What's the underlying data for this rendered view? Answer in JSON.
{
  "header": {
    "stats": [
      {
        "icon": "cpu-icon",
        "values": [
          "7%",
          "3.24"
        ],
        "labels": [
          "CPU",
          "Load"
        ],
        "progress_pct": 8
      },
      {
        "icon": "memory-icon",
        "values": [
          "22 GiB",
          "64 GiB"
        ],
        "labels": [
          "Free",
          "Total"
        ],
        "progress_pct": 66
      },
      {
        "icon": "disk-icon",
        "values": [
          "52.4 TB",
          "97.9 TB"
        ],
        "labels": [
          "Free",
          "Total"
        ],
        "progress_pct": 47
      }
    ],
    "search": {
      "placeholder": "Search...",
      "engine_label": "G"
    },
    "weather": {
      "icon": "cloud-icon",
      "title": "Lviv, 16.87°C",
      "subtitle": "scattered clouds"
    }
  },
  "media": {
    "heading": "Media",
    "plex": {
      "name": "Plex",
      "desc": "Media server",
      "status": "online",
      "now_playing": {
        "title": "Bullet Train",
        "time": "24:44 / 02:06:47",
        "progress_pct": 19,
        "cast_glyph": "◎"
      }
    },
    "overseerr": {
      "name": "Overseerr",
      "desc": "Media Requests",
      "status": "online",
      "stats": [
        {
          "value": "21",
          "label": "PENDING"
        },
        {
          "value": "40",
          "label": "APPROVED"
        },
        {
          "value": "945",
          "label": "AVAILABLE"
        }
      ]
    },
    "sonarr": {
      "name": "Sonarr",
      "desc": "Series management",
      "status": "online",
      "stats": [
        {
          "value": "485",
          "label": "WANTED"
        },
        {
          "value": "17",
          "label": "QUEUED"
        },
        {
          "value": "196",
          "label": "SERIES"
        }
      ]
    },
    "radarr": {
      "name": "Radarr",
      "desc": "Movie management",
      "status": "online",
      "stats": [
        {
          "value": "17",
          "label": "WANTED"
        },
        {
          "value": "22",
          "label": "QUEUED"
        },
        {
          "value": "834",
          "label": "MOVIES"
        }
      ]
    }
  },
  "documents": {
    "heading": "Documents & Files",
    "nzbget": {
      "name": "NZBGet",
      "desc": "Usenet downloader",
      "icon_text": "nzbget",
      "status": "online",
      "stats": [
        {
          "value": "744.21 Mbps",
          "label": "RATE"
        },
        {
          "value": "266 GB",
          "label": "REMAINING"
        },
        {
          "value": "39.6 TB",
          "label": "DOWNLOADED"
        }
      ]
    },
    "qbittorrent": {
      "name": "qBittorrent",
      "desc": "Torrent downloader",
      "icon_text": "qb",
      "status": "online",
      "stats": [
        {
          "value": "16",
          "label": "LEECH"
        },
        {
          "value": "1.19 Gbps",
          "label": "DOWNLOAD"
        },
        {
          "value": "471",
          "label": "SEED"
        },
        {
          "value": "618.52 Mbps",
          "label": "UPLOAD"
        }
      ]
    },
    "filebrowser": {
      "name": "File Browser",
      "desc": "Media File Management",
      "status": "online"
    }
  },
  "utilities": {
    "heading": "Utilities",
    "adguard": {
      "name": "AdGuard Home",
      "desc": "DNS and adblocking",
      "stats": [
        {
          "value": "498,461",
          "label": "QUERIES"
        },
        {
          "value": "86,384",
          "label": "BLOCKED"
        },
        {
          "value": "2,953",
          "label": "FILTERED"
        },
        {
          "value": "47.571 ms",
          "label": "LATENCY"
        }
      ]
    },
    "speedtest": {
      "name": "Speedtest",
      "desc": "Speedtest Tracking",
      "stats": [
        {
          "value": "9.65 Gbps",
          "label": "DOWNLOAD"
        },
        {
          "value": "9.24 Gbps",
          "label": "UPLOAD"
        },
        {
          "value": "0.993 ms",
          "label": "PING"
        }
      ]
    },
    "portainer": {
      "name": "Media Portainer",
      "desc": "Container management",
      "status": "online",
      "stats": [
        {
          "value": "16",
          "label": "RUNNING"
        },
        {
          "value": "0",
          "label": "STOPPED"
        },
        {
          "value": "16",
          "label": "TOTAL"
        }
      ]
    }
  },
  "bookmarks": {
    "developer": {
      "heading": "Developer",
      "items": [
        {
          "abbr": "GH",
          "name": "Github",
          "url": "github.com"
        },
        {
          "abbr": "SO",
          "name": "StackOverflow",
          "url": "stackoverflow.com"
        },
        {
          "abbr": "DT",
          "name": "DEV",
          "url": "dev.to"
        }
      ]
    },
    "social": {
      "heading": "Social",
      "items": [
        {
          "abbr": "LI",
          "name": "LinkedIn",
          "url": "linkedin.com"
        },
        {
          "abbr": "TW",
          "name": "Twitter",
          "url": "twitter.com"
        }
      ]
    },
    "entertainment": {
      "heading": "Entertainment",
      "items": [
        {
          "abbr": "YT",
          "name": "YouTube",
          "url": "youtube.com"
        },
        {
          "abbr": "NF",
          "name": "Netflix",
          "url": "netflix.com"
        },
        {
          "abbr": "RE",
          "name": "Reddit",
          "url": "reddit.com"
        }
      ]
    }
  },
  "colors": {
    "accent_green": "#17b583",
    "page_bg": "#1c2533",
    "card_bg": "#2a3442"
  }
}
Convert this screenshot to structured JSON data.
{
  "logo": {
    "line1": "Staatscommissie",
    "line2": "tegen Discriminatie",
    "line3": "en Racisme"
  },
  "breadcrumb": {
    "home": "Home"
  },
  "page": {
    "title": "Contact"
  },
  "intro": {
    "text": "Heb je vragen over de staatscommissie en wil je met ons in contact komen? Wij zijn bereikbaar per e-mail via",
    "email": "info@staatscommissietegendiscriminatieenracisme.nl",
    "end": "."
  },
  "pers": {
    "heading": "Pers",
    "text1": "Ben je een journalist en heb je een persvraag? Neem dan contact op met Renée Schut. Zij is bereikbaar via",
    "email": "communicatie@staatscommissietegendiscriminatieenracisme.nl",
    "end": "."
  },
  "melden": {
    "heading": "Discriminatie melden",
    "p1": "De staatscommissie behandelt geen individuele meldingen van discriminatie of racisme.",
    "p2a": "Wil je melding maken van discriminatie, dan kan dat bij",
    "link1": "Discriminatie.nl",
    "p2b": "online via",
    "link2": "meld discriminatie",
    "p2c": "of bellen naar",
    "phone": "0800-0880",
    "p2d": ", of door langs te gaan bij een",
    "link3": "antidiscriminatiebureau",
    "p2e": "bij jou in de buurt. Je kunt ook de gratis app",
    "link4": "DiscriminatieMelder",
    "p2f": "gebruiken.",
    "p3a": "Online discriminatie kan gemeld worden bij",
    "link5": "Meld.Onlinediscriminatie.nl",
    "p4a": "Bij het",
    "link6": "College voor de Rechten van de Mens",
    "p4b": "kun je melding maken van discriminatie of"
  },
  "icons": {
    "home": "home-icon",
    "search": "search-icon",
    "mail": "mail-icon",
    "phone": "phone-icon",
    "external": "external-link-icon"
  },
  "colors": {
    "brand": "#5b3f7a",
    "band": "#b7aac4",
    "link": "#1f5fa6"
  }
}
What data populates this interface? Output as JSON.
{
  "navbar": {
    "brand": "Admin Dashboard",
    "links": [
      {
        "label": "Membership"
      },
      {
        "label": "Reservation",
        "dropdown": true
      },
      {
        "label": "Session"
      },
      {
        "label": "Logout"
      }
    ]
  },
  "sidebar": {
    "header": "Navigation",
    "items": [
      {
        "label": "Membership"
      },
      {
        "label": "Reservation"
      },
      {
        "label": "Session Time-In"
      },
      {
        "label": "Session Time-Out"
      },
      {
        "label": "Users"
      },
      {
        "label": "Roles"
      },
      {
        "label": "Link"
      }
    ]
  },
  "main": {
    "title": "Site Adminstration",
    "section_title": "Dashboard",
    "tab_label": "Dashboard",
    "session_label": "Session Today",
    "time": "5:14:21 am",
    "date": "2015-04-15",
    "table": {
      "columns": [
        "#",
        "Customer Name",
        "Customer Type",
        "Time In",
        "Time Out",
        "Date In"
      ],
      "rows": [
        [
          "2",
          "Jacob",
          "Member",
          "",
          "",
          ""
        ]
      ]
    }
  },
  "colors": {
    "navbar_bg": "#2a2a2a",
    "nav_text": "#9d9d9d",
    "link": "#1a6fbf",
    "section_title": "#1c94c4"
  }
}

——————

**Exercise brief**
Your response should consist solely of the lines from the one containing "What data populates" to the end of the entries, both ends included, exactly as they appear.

**Response**
What data populates this interface? Output as JSON.
{
  "navbar": {
    "brand": "Admin Dashboard",
    "links": [
      {
        "label": "Membership"
      },
      {
        "label": "Reservation",
        "dropdown": true
      },
      {
        "label": "Session"
      },
      {
        "label": "Logout"
      }
    ]
  },
  "sidebar": {
    "header": "Navigation",
    "items": [
      {
        "label": "Membership"
      },
      {
        "label": "Reservation"
      },
      {
        "label": "Session Time-In"
      },
      {
        "label": "Session Time-Out"
      },
      {
        "label": "Users"
      },
      {
        "label": "Roles"
      },
      {
        "label": "Link"
      }
    ]
  },
  "main": {
    "title": "Site Adminstration",
    "section_title": "Dashboard",
    "tab_label": "Dashboard",
    "session_label": "Session Today",
    "time": "5:14:21 am",
    "date": "2015-04-15",
    "table": {
      "columns": [
        "#",
        "Customer Name",
        "Customer Type",
        "Time In",
        "Time Out",
        "Date In"
      ],
      "rows": [
        [
          "2",
          "Jacob",
          "Member",
          "",
          "",
          ""
        ]
      ]
    }
  },
  "colors": {
    "navbar_bg": "#2a2a2a",
    "nav_text": "#9d9d9d",
    "link": "#1a6fbf",
    "section_title": "#1c94c4"
  }
}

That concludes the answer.